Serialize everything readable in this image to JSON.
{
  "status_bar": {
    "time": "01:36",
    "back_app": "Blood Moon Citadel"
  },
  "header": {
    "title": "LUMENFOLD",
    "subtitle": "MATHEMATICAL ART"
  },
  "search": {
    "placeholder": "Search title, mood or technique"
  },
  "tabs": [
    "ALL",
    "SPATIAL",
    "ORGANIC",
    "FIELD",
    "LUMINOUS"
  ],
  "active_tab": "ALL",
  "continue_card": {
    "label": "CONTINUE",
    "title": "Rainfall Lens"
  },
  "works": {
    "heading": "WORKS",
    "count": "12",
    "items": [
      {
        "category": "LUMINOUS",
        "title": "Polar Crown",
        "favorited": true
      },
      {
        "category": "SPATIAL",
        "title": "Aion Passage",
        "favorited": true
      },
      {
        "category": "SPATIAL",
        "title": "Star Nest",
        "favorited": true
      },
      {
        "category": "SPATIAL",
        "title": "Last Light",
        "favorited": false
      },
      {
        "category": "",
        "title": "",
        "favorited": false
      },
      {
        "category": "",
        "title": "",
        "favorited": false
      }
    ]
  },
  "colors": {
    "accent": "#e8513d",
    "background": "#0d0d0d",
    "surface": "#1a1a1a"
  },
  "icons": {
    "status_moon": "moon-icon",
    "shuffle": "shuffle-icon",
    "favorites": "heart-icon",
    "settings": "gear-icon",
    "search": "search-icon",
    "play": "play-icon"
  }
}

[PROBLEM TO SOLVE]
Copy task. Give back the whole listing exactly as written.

[WRITTEN SOLUTION]
Serialize everything readable in this image to JSON.
{
  "status_bar": {
    "time": "01:36",
    "back_app": "Blood Moon Citadel"
  },
  "header": {
    "title": "LUMENFOLD",
    "subtitle": "MATHEMATICAL ART"
  },
  "search": {
    "placeholder": "Search title, mood or technique"
  },
  "tabs": [
    "ALL",
    "SPATIAL",
    "ORGANIC",
    "FIELD",
    "LUMINOUS"
  ],
  "active_tab": "ALL",
  "continue_card": {
    "label": "CONTINUE",
    "title": "Rainfall Lens"
  },
  "works": {
    "heading": "WORKS",
    "count": "12",
    "items": [
      {
        "category": "LUMINOUS",
        "title": "Polar Crown",
        "favorited": true
      },
      {
        "category": "SPATIAL",
        "title": "Aion Passage",
        "favorited": true
      },
      {
        "category": "SPATIAL",
        "title": "Star Nest",
        "favorited": true
      },
      {
        "category": "SPATIAL",
        "title": "Last Light",
        "favorited": false
      },
      {
        "category": "",
        "title": "",
        "favorited": false
      },
      {
        "category": "",
        "title": "",
        "favorited": false
      }
    ]
  },
  "colors": {
    "accent": "#e8513d",
    "background": "#0d0d0d",
    "surface": "#1a1a1a"
  },
  "icons": {
    "status_moon": "moon-icon",
    "shuffle": "shuffle-icon",
    "favorites": "heart-icon",
    "settings": "gear-icon",
    "search": "search-icon",
    "play": "play-icon"
  }
}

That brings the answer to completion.